Provided entries START
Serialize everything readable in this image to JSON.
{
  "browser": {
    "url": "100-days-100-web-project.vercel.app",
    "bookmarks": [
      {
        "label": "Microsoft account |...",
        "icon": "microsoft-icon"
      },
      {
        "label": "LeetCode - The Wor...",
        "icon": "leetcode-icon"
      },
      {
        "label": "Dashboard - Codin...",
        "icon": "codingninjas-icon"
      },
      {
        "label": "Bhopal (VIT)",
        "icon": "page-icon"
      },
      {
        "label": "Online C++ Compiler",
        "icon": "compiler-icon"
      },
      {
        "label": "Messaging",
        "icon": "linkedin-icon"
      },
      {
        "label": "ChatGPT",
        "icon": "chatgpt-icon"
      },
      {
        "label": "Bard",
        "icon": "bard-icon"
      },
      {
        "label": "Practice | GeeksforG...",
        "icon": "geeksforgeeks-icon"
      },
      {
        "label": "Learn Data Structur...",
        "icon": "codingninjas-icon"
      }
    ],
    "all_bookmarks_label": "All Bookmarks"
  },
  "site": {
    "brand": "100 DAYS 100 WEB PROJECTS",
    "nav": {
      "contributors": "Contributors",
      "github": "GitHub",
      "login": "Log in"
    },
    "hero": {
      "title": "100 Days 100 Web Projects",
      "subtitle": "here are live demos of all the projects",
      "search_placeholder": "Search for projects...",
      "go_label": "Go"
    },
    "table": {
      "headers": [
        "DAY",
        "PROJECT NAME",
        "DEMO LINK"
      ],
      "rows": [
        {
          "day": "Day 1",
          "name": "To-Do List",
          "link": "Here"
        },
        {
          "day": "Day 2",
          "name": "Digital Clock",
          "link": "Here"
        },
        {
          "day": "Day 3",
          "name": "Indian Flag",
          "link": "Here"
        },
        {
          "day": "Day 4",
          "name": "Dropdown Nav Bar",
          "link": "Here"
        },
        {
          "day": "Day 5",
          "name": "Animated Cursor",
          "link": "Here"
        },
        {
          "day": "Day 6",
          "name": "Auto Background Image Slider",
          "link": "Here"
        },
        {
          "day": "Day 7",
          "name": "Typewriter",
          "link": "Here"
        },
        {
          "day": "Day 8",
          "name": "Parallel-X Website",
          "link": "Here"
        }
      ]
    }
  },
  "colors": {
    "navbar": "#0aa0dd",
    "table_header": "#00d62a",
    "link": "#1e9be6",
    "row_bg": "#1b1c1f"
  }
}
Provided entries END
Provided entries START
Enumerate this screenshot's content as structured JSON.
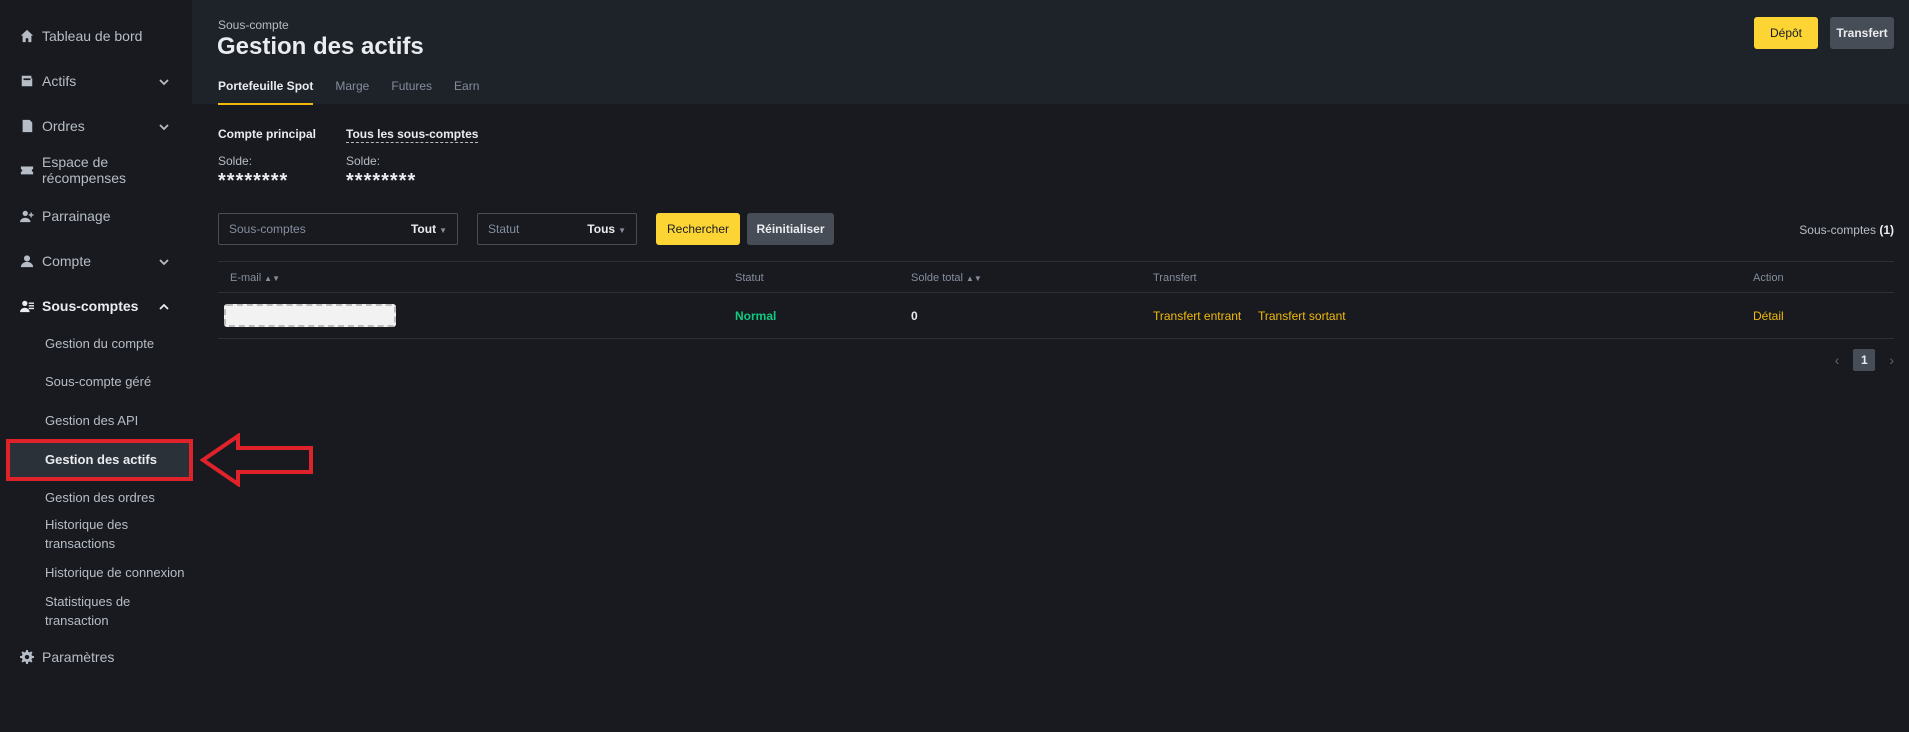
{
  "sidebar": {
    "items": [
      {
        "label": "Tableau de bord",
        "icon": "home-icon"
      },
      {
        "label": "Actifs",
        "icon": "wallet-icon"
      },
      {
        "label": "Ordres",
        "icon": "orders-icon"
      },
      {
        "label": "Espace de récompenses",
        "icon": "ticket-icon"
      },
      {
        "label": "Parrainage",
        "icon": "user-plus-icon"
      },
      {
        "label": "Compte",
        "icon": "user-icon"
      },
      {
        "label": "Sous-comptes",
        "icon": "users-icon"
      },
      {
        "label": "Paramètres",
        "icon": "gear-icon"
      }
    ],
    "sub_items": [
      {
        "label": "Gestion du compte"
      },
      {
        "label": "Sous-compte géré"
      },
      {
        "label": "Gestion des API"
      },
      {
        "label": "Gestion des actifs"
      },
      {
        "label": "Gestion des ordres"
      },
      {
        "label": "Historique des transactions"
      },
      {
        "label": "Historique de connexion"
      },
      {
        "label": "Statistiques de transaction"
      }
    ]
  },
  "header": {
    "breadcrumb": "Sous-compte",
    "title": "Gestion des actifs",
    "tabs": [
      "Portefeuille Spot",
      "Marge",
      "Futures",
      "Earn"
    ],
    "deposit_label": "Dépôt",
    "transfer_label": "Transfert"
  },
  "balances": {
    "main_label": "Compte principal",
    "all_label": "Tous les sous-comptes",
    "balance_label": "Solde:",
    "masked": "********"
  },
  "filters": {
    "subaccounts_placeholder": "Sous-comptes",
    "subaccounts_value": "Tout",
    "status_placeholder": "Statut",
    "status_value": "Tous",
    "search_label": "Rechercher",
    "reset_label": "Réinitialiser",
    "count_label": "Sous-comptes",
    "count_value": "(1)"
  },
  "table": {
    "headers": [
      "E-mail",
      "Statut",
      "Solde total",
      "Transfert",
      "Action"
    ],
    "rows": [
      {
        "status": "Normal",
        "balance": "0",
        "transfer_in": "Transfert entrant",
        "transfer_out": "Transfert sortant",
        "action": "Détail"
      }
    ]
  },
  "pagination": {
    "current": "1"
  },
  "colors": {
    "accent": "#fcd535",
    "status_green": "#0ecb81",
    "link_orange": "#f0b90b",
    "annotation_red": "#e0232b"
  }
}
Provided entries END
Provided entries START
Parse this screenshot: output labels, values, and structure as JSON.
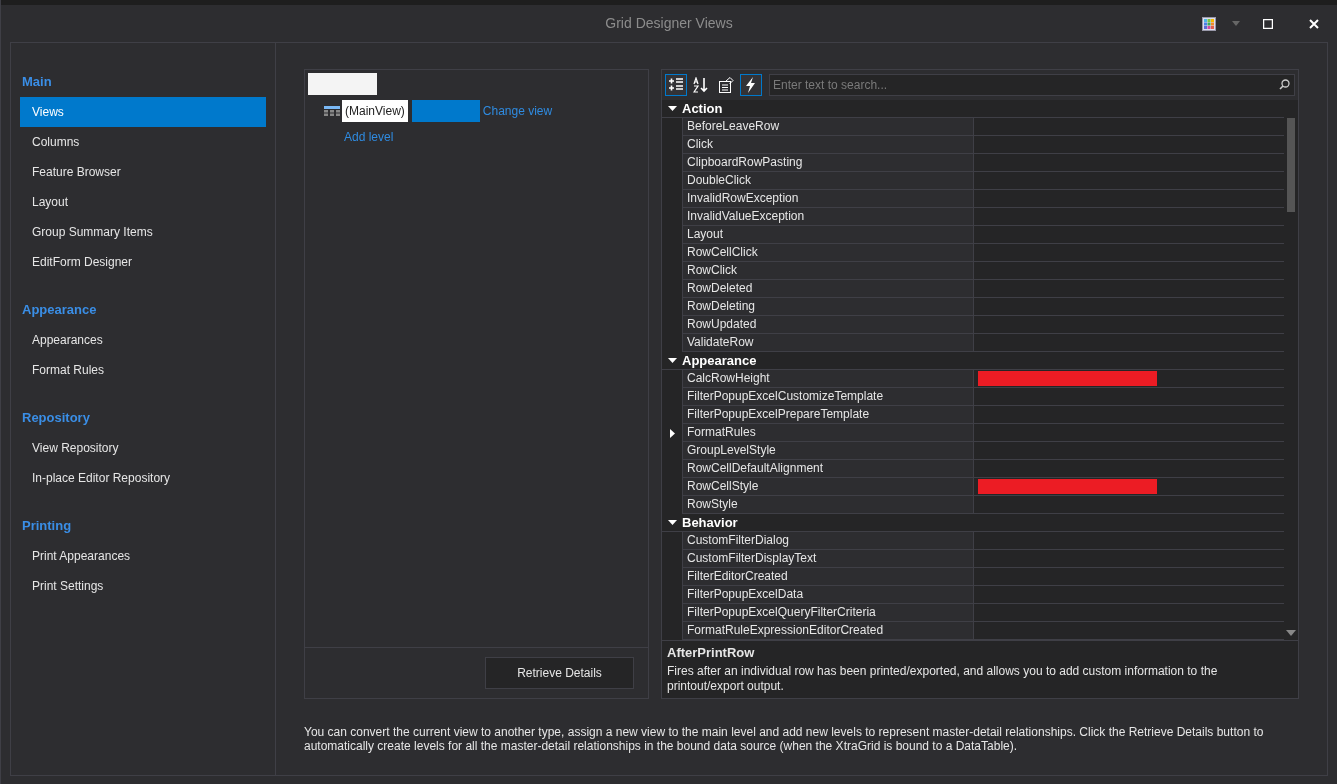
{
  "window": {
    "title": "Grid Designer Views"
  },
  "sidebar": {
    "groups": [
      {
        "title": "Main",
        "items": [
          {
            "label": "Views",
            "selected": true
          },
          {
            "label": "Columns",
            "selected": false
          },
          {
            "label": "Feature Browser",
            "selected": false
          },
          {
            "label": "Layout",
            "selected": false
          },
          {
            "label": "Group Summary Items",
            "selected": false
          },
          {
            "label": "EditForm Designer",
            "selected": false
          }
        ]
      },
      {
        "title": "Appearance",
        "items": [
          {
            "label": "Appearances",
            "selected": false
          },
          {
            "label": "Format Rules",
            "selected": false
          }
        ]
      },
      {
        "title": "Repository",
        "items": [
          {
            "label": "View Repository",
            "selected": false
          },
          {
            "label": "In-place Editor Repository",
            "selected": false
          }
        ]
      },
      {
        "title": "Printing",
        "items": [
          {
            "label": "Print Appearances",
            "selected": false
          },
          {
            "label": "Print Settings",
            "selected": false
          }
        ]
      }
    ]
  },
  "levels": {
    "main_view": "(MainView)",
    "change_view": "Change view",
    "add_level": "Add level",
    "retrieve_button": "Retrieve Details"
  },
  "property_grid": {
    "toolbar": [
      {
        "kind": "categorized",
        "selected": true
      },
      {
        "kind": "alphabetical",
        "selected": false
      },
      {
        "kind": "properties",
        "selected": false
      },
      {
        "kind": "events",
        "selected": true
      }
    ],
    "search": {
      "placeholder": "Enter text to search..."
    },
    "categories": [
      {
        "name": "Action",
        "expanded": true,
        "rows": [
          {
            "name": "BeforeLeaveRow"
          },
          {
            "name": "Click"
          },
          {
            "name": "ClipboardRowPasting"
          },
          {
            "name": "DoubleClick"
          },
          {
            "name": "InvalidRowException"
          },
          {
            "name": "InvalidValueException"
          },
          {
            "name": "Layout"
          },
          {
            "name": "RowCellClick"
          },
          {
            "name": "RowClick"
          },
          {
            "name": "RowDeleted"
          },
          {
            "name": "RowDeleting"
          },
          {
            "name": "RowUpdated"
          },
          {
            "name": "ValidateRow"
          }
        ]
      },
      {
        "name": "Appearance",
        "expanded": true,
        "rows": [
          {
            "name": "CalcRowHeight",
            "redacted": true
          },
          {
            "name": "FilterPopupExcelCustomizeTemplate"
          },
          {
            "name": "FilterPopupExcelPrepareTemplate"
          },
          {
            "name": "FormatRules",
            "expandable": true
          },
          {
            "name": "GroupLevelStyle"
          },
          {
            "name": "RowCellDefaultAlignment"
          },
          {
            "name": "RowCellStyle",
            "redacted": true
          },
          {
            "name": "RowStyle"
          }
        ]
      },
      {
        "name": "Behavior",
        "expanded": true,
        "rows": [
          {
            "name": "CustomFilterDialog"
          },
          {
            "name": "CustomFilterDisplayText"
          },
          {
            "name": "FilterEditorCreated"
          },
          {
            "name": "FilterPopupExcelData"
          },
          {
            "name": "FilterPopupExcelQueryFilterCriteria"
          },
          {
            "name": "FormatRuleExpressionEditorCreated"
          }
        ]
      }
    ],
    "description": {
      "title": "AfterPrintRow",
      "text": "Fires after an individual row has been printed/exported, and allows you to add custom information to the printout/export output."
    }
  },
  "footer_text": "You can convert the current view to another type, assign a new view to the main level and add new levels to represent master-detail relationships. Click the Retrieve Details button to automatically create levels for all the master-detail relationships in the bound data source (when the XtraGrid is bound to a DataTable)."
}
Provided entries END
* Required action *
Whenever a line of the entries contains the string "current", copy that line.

* Task answer *
    "current": "1"
  "footer_text": "You can convert the current view to another type, assign a new view to the main level and add new levels to represent master-detail relationships. Click the Retrieve Details button to automatically create levels for all the master-detail relationships in the bound data source (when the XtraGrid is bound to a DataTable)."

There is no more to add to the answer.